In the NHL, some moments signal momentum shifts. The Lightning was hoping their penalty kill at the start of the second would be theirs. On the one hand, they successfully killed the penalty (a slashing call on Mikhail Sergachev at the conclusion of the first period). Still, Carolina gained momentum as their relentless forecheck provided the catalyst for their three-goal outburst.

Niederreiter’s goal encompasses the most glaring difference between both teams’ offensive pressure. Carolina consistently found ways to generate shots from the slot, whereas Tampa Bay struggled to do the same.

CARvsTBL Shot Chart (Fenwick)

Tampa Bay tried to build some energy immediately following the goal as Barclay Goodrow fought and won against Jordan Martinook.

It had the opposite effect.

There are times when allowing emotion to overtake can bite you. Here is a prime example; while it’s understandable why Yanni Gourde is upset, his reaction does nothing to help the Lightning. In fact, his incessant cross-checking of Staal actually helped this goal happen.

Aggressive and smart forecheck. Check. Outnumbering the opponent down low. Check. Feed the puck toward the slot. Check. Reap the rewards of slow reaction by the opposing defense. Check. This is usually how the Lightning punishes teams, but Carolina was putting on a clinic on how to consistently attack in the offensive zone this evening.

Does a fast transition combined with generating pressure in the slot sound familiar? It’s something Tampa Bay has struggled to do consistently this season, but it nets them their only goal of the evening.

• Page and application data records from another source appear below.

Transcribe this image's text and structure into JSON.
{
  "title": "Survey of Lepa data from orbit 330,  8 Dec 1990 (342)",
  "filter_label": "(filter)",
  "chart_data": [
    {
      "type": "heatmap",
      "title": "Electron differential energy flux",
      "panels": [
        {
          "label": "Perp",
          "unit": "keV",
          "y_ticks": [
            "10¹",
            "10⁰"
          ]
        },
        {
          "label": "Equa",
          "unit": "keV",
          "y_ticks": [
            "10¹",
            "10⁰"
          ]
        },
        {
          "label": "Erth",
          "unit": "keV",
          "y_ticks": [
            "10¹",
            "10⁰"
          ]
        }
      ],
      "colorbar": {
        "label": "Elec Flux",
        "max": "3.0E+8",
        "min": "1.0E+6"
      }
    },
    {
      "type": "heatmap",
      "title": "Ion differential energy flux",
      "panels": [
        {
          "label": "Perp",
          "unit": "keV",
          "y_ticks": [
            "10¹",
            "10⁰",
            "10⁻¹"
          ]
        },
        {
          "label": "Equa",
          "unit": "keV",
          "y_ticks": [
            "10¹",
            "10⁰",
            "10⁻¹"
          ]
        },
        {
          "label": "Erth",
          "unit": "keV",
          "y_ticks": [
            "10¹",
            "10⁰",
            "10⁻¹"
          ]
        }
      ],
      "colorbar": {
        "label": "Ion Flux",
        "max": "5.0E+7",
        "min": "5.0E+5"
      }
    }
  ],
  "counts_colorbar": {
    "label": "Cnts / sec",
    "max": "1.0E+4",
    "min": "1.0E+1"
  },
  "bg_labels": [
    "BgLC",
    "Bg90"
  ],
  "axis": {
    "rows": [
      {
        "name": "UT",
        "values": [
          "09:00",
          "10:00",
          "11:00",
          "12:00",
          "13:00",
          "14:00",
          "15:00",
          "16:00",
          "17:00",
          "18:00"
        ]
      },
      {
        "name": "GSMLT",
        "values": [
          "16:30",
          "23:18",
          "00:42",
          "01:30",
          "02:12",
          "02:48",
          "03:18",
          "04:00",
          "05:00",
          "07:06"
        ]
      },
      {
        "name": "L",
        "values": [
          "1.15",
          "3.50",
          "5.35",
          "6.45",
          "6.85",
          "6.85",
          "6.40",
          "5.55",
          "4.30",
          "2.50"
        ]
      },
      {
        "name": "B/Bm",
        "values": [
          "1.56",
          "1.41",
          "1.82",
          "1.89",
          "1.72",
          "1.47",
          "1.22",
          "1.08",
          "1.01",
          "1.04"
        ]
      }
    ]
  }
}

Unfortunately, the Lightning did little to move the needle in the third period. Carolina continued to dictate the pace, and Tampa Bay could do little to alter that tonight.

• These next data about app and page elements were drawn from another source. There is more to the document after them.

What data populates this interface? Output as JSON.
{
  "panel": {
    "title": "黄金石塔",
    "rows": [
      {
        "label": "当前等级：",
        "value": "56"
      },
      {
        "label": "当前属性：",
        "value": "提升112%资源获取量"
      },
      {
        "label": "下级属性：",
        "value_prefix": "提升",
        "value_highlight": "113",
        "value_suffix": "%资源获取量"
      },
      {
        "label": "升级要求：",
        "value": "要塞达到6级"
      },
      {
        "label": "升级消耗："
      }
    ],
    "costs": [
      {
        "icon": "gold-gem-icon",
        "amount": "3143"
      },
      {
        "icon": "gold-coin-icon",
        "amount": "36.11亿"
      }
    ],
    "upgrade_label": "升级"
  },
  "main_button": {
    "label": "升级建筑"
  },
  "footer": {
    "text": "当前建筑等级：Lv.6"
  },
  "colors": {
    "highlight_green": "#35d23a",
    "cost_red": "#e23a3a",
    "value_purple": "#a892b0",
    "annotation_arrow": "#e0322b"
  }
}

After tonight’s loss, Tampa Bay is now three points behind Carolina and Florida (who won with a rookie in net) for the top spot in the division with 10 games left in the season. Luckily, Tampa Bay has eight games against the lower end of the division (Columbus, Detroit, and Dallas) to help make up some ground. Still, tonight’s loss only leaves frustration for a team that can’t find the same level of consistency they had earlier in the season.

Missing Steven Stamkos and Nikita Kucherov is a clear issue for the Lightning offense. The creativity and puck control both of those players provide (both at even strength and the power-play) is sorely missed with Brayden Point carrying the offensive load. The Lightning buoyed themselves thanks to strong goaltending and a hot streak from Ross Colton, but that only holds for so long.

Regardless, the Lightning needs to address their offensive identity in these final 10 games. As it stands, they’ve been a heavy point shooting team for the first time in Jon Cooper’s tenure.

TB 5v5 Offense Unblocked Shot Rates
Micah Blake McCurdy, @IneffectiveMath,

Getting two of their best offensive players back in the playoffs will help their offensive woes, but there’s a bigger underlying issue, and it starts with where the majority of Tampa Bay’s shots are coming from.